Latest DOT Data Shows Flights Arrive Late 15 Percent of the Time

On-time performance of U.S. airlines improves from the previous month, but up a bit from a year ago, federal transportation agency says.

U.S. airlines are late 15 percent of the time, with behind-schedule arrivals up some from last year.

Published Tuesday by the U.S. Department of Transportation, the tally is based on the October performance of major carriers, who reported an on-time arrival rate of 84.8 percent.

The figure marks an improvement from the 83.6 percent reported the prior month, but down from the 85.5 percent on-time rate recorded in October 2016.

Virgin America was the worst offender in October, arriving late 26.7 percent of the time, followed by JetBlue Airways, with a late rate of 20.4 percent, and then Express Jet Airlines, at 19.4 percent.

Hawaiian Airlines claimed the highest on-time arrival rate in October, with its planes landing on schedule 89.5 percent of the time. Delta Airlines was next, at 89.4 percent, followed by Spirit Airlines, which arrived on time at a rate of 87.1 percent.

Carriers canceled 0.7 percent of scheduled domestic flights in October, below the 1 percent rate from the year-earlier period and the 3.3 percent rate seen in September, when hurricanes in Florida and Puerto Rico caused a spike in cancellations.

The weather was behind 27.42 percent of late flights in October, up from 23.65 percent in the year-ago month and down from 29.82 percent in September, according to the agency’s calculations.

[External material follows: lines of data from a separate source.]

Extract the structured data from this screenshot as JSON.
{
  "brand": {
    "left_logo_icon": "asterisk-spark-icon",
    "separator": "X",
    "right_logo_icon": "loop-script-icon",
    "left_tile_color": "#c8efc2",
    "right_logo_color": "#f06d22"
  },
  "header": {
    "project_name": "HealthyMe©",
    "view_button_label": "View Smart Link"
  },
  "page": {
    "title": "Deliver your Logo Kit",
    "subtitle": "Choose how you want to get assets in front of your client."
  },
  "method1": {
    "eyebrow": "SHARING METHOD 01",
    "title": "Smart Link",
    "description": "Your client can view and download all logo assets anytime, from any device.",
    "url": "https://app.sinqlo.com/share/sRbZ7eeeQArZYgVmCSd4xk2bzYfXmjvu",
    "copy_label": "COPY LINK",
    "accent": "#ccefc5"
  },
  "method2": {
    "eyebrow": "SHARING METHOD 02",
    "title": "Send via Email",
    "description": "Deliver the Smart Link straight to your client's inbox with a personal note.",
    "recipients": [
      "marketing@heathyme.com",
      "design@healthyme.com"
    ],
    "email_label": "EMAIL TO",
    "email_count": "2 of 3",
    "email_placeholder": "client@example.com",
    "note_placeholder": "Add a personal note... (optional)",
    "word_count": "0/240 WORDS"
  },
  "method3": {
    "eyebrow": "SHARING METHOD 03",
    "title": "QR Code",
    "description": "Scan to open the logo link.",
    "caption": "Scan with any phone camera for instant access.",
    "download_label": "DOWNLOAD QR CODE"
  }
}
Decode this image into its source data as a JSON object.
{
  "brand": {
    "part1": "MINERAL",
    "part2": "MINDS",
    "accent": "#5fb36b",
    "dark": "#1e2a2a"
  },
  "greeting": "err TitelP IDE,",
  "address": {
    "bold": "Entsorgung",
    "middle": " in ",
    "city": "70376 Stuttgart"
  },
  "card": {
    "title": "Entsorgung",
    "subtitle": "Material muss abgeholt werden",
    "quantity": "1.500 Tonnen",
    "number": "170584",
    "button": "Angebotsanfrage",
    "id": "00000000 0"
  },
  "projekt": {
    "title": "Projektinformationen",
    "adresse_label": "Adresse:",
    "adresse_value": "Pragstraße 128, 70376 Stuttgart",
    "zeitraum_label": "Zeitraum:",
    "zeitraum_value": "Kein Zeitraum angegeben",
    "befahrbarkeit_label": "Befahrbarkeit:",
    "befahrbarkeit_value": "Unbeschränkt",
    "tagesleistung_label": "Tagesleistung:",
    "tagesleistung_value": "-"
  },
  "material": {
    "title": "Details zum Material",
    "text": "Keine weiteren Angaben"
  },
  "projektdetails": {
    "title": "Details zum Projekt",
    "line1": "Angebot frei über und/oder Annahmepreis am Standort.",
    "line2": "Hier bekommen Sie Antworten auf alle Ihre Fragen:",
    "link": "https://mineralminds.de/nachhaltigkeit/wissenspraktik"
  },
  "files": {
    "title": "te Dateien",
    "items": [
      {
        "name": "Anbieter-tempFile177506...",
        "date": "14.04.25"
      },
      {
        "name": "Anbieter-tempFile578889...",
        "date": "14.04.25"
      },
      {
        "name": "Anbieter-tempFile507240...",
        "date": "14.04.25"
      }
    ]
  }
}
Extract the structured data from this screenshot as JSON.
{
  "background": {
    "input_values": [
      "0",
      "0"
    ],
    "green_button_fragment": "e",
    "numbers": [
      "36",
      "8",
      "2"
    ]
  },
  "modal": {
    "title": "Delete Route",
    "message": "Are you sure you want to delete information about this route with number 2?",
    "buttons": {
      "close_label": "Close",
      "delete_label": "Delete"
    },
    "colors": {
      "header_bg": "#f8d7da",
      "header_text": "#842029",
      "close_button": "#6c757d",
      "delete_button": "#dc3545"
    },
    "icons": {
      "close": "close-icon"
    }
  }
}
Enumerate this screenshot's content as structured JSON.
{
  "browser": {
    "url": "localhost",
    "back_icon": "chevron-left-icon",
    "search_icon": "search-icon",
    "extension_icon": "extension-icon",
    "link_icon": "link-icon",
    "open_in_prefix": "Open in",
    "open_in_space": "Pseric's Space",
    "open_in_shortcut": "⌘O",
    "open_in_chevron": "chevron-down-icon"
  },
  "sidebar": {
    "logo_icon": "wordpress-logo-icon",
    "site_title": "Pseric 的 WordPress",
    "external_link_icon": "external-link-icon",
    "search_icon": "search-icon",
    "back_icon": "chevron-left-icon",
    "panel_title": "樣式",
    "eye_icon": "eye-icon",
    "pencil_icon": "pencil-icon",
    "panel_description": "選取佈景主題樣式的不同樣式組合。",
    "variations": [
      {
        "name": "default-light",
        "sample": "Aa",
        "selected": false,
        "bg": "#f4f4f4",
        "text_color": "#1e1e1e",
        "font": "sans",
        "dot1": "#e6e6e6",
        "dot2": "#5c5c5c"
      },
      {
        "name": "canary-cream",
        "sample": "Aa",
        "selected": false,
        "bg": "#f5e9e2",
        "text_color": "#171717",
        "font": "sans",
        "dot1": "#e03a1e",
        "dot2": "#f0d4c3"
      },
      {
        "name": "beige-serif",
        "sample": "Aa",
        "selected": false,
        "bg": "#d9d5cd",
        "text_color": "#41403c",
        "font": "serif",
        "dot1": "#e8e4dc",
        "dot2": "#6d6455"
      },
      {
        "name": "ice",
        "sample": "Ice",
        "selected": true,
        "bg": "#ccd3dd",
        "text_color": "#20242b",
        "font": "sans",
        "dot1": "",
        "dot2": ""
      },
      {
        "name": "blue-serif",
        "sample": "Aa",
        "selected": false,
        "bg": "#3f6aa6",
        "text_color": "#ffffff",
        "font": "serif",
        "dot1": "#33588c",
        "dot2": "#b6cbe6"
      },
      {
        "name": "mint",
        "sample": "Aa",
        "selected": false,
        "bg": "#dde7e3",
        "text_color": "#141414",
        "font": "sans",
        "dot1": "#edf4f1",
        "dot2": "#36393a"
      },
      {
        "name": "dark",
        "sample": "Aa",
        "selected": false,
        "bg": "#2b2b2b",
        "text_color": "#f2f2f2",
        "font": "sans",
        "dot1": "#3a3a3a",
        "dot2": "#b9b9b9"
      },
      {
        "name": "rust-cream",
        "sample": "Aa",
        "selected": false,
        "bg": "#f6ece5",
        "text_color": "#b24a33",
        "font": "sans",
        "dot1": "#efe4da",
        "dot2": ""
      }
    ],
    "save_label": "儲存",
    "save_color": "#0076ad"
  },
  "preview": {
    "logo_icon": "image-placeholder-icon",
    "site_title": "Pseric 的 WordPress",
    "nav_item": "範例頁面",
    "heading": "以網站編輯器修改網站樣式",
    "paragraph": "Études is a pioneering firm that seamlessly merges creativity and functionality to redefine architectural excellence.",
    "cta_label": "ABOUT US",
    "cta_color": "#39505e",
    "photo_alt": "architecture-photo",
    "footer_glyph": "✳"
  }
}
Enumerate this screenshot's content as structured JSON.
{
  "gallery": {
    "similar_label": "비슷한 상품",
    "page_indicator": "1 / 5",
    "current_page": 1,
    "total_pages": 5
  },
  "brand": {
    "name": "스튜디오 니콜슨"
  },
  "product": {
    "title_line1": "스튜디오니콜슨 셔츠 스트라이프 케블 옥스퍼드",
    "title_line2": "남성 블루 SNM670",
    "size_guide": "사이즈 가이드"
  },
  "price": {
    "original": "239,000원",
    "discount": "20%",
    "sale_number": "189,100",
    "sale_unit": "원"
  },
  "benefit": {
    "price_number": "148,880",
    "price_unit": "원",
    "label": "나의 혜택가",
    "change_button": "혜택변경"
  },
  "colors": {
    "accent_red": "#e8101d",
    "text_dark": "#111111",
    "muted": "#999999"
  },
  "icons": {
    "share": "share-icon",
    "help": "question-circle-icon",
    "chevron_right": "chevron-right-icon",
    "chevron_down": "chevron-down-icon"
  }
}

Of the 15.24 percent of delayed flights in October, 4.73 percent was due to aviation system delays, 5.15 percent by late-arriving aircraft, 4.23 percent by maintenance or crew troubles beyond the airline’s control, 0.24 percent was the result of extreme weather, and 0.04 percent were delayed for security reasons. Also, 0.69 percent of flights were canceled and 0.16 percent diverted.